Not very much discussion, not very much reading, but lots of the “absorption” listening and following along on the handouts, which makes for good cocktail tidbits, I suppose. Workload: occasional articles to read and a 12-page term paper on a topic related to Baikal of our choice.

Writing and Speech Practice

I don’t know how Aleksandra Vladimirovna isn’t Irish, but she’s not, despite the looks and strict face atop the loving words. We basically sit and talk, sometimes about trivial things, sometimes about things we all disagree on, (our theme this week was mostly about culture stereotypes and travel advice), for the class period, sometimes after a 20-minute essay free-write or listening to her read an article or something.

Her signal when we make grammar/usage errors is her tapping on the table three times, which is actually very helpful and not as annoying as it sounds as I write this. And when she plays devil’s advocate, she gives us her deeply apologetic look and says “I am the provoker,” which, again, sounds as ridiculous as Arnold Schwartzenagger saying “I am the governator” when I type it, but is actually very cute in real life.

Homework includes small readings, most of which I feel are slightly below our level, or short writing assignments.


Irina Militievna is kind of a badass and has a fun swagger that’s slightly more gangster than your average middle-aged Russian woman, which is both entertaining and helpful when she is giving us examples of how to communicate the question, with completely not offensive Russian words, “Are you a f***ing dumba**” in idiomatic verbiage–with verbs of motion and prefixes, of course.

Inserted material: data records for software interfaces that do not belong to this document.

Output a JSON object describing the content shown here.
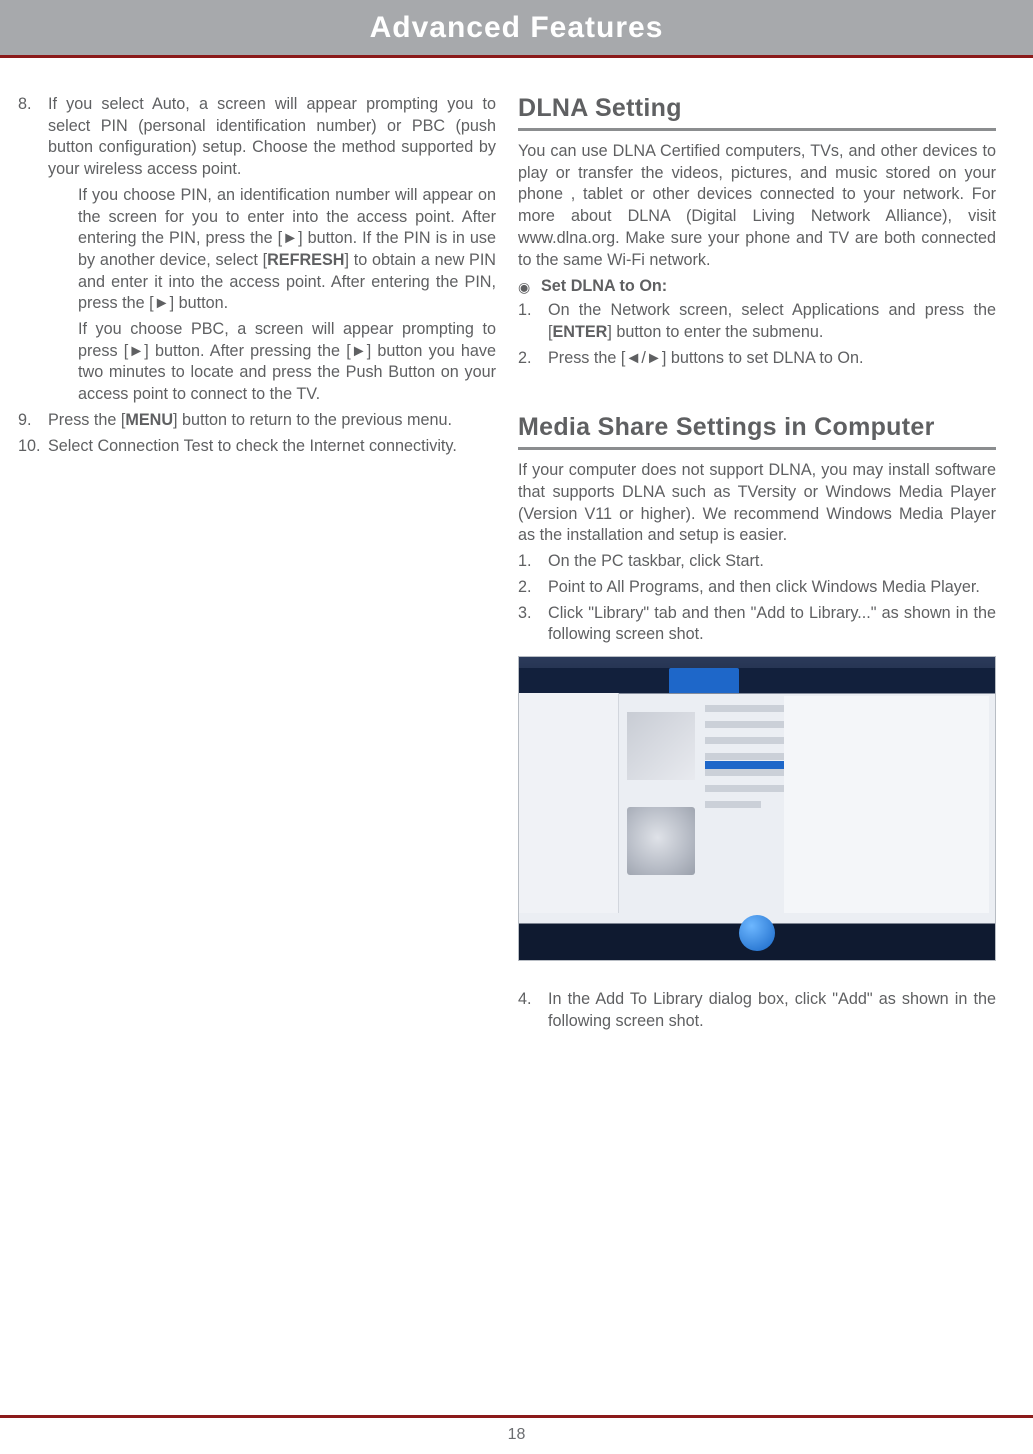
{
  "header": {
    "title": "Advanced Features"
  },
  "left": {
    "items": [
      {
        "num": "8.",
        "text": "If you select Auto, a screen will appear prompting you to select PIN (personal identification number) or PBC (push button configuration) setup. Choose the method supported by your wireless access point."
      },
      {
        "sub": "If you choose PIN, an identification number will appear on the screen for you to enter into the access point. After entering the PIN, press the [►] button. If the PIN is in use by another device, select [REFRESH] to obtain a new PIN and enter it into the access point. After entering the PIN, press the [►] button."
      },
      {
        "sub": "If you choose PBC, a screen will appear prompting to press [►] button. After pressing the [►] button you have two minutes to locate and press the Push Button on your access point to connect to the TV."
      },
      {
        "num": "9.",
        "text": "Press the [MENU] button to return to the previous menu."
      },
      {
        "num": "10.",
        "text": "Select Connection Test to check the Internet connectivity."
      }
    ]
  },
  "right": {
    "dlna_heading": "DLNA Setting",
    "dlna_intro": "You can use DLNA Certified computers, TVs, and other devices to play or transfer the videos, pictures, and music stored on your phone , tablet or other devices connected to your network. For more about DLNA (Digital Living Network Alliance), visit www.dlna.org. Make sure your phone and TV are both connected to the same Wi-Fi network.",
    "set_dlna_label": "Set DLNA to On:",
    "dlna_steps": [
      {
        "num": "1.",
        "text": "On the Network screen, select Applications and press the [ENTER] button to enter the submenu."
      },
      {
        "num": "2.",
        "text": "Press the [◄/►] buttons to set DLNA to On."
      }
    ],
    "media_heading": "Media Share Settings in Computer",
    "media_intro": "If your computer does not support DLNA, you may install software that supports DLNA such as TVersity or Windows Media Player (Version V11 or higher). We recommend Windows Media Player as the installation and setup is easier.",
    "media_steps_a": [
      {
        "num": "1.",
        "text": "On the PC taskbar, click Start."
      },
      {
        "num": "2.",
        "text": "Point to All Programs, and then click Windows Media Player."
      },
      {
        "num": "3.",
        "text": "Click \"Library\" tab and then \"Add to Library...\" as shown in the following screen shot."
      }
    ],
    "media_steps_b": [
      {
        "num": "4.",
        "text": "In the Add To Library dialog box, click \"Add\" as shown in the following screen shot."
      }
    ]
  },
  "page_number": "18"
}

Very practical grammar, indeed.

We do exercises (like grammar ones) in class, which is helpful especially since there’s only 3 of us, so we get lots of practice and get the instant feedback when we mess up, the attitude included. If Aleksandra Vladimirovna is the “The Provoker,” then Irina Militievna would probably choose “The Automater” as her superhero name. Homework is usually just a few exercises.

Russian Literature

Olga Vladimirovna is the sweetest and cutest little woman ever: she stands so prim and proper at the front of the class, usually kind of folding her hands in front of her, or lightly dabbing her nose with her handkerchief, and when she is inspired with yet another word of (very helpful) explanation of the poetry and short stories we read, she writes it on the board and explains it. And with such passion and eagerness for us to understand. Love it.

I definitely enjoy this class the most, and I like that it comes at the end of the week–it’s like dessert. For each class, we usually have a short-ish reading assignment or just have to look up words we don’t know in the poem for the following class, plus a little essay about what we did in the previous class. Both parts of which I do carefully, because I feel like this (wel, and soon the econ class) are the only times I’m actually doing intellectual work. Which, after a summer and now another year of pure language learning, I’m missing.

. . .
So with the classes officially under control as of this week, the homework load continuing to be light, I’m feeling like I can start to commit myself to other things now. This coming week, I’ll finally make it to church, the pool, and the middle and high schools, at which I’ll be observing, volunteering, and possibly doing some teaching practice (AHH!!). And maybe even the art museum to blow some of the 1500 rubles Midd gives us for “culture experiences.” Ridin’ the Panther all the way.

And the ice cream stands and the specter of looking like John Travolta in Hairspray continue to follow me.